Stored items
·····

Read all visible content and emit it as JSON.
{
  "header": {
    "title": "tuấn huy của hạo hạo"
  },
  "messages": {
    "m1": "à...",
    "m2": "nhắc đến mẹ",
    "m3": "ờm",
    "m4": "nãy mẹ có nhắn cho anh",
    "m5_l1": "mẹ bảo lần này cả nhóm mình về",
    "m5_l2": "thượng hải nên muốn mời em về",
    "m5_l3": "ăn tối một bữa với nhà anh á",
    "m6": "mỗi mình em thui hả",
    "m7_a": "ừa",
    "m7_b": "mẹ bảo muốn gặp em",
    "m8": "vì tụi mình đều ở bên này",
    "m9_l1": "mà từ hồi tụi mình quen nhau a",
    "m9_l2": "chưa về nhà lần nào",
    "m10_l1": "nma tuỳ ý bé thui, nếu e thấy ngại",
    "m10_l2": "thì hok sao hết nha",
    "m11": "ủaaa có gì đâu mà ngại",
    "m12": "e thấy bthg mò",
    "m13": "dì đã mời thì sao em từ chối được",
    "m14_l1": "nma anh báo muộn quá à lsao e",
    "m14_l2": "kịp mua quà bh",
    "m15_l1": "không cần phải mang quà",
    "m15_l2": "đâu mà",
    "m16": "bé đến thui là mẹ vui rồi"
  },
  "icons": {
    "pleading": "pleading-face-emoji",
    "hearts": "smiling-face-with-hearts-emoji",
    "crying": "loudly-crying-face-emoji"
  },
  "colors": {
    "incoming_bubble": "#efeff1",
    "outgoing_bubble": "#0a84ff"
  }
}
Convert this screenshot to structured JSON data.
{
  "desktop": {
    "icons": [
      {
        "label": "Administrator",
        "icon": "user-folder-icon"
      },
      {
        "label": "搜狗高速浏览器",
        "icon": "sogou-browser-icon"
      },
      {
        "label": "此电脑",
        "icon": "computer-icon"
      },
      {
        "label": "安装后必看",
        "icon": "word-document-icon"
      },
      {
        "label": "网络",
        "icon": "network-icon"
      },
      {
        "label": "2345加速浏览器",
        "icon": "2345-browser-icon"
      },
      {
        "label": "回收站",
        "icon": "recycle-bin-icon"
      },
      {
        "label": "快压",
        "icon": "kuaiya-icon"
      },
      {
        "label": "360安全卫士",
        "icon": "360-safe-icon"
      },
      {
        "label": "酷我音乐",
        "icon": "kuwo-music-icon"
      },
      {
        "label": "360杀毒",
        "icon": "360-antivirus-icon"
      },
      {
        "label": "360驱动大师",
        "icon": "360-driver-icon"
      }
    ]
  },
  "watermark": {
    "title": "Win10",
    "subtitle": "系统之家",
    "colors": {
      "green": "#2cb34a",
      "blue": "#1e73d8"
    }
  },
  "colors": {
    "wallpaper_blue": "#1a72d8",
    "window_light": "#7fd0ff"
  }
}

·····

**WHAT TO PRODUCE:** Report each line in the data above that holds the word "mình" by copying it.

**OUTPUT OF THE EXERCISE:**
    "m5_l1": "mẹ bảo lần này cả nhóm mình về",
    "m6": "mỗi mình em thui hả",
    "m8": "vì tụi mình đều ở bên này",
    "m9_l1": "mà từ hồi tụi mình quen nhau a",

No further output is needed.